# Work order
All lines from the entries below that contain the string "this" should be copied out.

# Input data
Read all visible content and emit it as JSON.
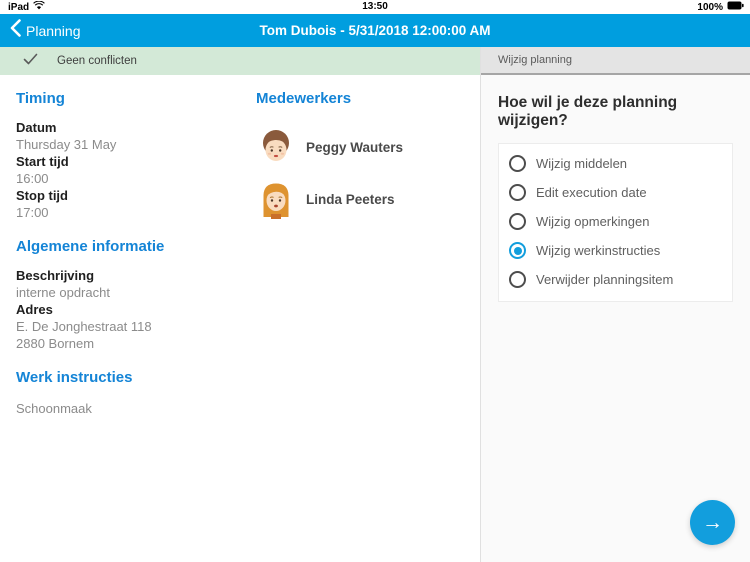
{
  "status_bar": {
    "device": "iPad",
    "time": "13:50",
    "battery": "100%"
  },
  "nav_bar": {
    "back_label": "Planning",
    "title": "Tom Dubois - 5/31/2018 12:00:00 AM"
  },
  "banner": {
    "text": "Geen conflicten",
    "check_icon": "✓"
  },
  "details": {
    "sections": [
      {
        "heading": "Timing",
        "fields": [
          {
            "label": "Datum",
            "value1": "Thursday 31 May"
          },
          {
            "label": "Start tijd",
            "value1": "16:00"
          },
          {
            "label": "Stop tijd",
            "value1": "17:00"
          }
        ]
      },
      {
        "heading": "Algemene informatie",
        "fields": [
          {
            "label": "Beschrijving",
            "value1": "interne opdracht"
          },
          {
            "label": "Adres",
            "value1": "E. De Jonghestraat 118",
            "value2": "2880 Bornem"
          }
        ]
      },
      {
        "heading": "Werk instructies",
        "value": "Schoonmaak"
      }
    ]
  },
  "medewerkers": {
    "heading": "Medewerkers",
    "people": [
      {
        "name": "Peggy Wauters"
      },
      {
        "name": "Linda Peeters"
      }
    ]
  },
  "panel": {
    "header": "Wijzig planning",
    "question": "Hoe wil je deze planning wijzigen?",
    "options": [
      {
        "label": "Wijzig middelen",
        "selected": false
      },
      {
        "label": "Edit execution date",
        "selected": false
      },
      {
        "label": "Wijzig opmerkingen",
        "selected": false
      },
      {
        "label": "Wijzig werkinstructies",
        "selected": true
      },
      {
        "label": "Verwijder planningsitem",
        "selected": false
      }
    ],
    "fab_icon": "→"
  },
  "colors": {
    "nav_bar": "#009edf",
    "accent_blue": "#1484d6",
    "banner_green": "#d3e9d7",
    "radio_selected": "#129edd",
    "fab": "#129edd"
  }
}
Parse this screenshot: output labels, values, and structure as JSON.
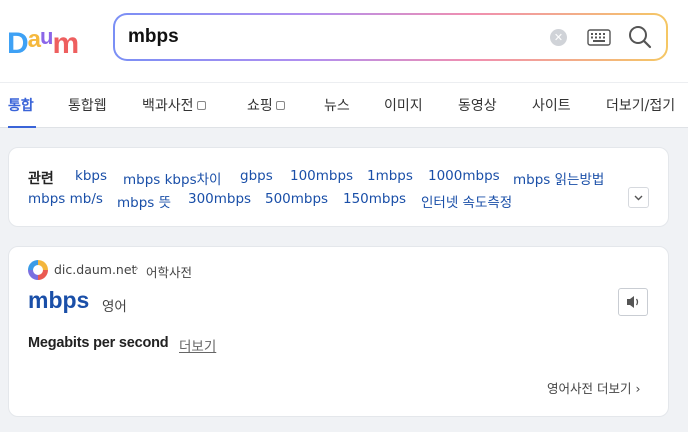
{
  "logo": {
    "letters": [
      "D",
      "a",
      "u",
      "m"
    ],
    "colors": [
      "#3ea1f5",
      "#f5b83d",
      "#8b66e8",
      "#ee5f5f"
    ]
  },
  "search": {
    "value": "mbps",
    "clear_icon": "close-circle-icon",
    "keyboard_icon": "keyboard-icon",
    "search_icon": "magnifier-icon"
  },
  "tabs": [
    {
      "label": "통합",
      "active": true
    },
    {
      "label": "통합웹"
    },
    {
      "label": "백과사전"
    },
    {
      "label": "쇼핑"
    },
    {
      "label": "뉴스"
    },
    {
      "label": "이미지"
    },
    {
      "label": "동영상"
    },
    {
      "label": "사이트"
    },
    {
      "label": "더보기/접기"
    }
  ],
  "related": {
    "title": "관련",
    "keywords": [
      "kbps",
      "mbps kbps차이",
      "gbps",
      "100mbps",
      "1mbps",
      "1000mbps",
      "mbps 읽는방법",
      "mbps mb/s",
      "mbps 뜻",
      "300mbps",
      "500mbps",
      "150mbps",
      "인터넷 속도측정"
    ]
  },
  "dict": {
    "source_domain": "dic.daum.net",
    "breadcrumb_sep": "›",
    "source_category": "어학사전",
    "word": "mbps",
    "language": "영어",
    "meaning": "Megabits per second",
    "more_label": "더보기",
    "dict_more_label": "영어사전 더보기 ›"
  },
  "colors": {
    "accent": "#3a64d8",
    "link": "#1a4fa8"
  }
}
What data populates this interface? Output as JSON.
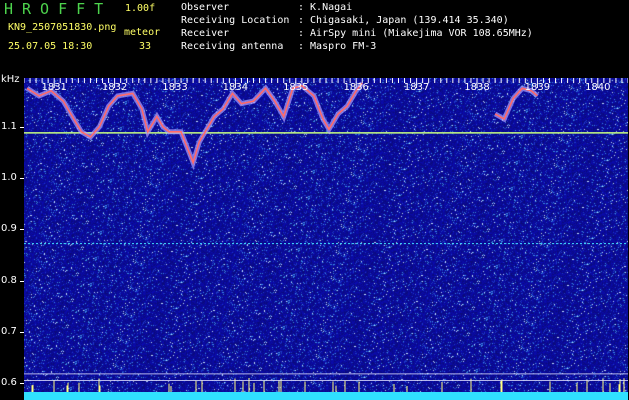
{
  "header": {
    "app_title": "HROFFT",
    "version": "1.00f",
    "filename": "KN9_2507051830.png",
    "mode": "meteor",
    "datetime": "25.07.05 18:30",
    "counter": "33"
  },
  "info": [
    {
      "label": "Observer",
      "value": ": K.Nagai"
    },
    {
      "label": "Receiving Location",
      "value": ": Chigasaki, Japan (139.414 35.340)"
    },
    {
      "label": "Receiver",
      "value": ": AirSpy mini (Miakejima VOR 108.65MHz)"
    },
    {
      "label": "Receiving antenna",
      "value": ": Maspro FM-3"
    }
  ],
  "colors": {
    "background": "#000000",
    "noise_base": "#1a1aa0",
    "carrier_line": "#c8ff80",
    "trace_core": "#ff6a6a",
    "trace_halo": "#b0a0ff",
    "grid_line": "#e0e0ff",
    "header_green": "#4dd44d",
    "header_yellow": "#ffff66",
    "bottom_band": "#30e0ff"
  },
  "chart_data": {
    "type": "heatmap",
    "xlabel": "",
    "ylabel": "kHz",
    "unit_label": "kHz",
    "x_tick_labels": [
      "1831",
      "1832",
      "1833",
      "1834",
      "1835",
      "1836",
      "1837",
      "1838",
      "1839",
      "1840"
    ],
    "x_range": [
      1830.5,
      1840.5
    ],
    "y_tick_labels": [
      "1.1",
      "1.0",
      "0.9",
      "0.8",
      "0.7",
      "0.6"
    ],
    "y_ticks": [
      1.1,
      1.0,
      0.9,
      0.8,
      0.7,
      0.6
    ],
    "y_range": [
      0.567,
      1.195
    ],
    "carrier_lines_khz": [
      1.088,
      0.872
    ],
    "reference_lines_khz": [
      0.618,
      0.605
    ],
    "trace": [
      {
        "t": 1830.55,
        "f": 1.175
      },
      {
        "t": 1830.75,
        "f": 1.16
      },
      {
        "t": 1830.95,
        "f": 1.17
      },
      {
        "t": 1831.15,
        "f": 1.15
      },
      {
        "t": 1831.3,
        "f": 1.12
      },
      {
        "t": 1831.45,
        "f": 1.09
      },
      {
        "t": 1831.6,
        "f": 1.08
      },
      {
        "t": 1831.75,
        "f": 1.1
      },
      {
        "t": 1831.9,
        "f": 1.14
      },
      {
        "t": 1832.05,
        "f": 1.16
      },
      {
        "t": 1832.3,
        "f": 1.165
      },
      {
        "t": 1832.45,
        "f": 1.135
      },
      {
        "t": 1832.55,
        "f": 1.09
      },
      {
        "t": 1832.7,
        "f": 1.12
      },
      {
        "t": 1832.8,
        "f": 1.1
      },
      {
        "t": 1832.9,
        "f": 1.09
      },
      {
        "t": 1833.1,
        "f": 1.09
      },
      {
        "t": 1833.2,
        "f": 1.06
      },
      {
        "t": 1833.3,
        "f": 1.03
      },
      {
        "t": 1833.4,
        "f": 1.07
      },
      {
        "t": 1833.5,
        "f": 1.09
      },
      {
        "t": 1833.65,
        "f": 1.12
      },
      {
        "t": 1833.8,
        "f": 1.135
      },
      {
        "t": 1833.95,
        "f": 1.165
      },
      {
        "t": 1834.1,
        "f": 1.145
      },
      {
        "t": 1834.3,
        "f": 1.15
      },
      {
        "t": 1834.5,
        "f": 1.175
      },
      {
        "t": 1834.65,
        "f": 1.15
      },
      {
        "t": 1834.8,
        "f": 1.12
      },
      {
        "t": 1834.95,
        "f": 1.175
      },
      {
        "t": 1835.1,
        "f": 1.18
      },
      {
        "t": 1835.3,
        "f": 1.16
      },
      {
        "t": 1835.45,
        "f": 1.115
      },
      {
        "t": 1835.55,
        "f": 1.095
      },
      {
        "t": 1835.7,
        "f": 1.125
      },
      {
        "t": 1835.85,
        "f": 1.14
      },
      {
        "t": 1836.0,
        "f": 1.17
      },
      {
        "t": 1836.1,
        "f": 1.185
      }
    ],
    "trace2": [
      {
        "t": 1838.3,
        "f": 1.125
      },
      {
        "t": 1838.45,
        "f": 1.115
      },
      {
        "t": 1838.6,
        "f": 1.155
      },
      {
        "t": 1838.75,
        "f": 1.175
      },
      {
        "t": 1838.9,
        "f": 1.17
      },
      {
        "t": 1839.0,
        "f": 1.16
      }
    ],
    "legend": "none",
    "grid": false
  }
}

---

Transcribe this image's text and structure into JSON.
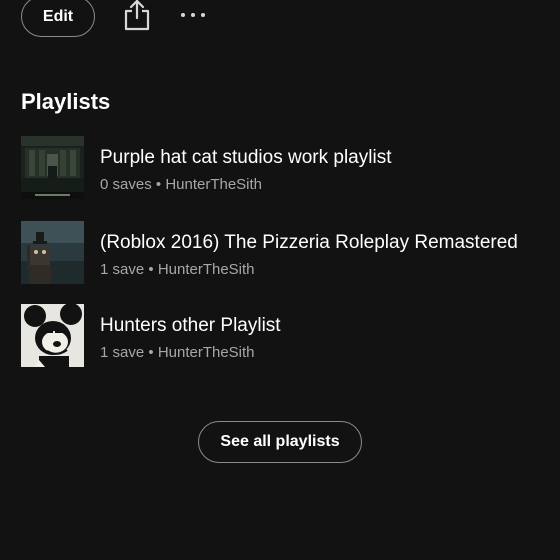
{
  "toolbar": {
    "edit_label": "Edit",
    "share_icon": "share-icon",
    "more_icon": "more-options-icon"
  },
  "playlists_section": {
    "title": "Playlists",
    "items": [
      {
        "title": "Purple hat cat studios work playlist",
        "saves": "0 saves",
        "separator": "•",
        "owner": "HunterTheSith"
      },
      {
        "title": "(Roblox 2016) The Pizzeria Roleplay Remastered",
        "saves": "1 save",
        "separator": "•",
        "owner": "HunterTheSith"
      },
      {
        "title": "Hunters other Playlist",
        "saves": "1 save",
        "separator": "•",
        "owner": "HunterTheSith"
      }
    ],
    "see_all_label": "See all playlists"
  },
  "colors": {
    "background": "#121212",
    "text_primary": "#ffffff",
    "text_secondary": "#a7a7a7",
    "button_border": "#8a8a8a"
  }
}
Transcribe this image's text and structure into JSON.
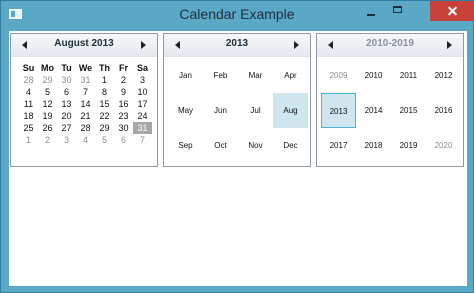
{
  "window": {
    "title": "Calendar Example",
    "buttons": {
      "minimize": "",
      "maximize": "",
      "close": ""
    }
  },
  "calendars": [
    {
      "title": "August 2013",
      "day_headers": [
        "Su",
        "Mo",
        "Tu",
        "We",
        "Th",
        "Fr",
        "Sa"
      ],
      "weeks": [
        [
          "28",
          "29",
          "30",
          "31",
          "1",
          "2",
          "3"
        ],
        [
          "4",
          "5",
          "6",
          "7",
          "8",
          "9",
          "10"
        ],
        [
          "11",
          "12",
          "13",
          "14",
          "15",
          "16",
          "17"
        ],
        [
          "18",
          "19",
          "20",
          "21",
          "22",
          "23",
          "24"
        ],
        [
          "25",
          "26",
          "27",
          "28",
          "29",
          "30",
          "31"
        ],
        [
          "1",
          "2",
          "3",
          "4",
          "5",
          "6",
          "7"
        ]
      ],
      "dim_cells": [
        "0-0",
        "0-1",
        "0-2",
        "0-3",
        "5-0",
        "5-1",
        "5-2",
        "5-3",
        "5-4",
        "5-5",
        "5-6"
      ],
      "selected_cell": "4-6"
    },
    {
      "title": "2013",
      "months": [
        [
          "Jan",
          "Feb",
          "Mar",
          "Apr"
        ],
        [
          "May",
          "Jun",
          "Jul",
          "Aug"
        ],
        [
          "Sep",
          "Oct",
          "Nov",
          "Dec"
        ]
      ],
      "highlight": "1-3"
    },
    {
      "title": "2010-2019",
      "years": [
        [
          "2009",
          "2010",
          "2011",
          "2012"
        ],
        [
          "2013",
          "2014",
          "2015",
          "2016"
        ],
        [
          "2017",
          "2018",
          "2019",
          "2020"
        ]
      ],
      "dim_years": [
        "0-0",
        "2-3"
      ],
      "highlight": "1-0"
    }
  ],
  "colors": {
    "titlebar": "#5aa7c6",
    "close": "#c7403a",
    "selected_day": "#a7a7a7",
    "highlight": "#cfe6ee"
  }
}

# Response
Parse this screenshot: output labels, values, and structure as JSON.
What data populates this interface? Output as JSON.
Transcribe this image's text and structure into JSON.
Transcribe this image's text and structure into JSON.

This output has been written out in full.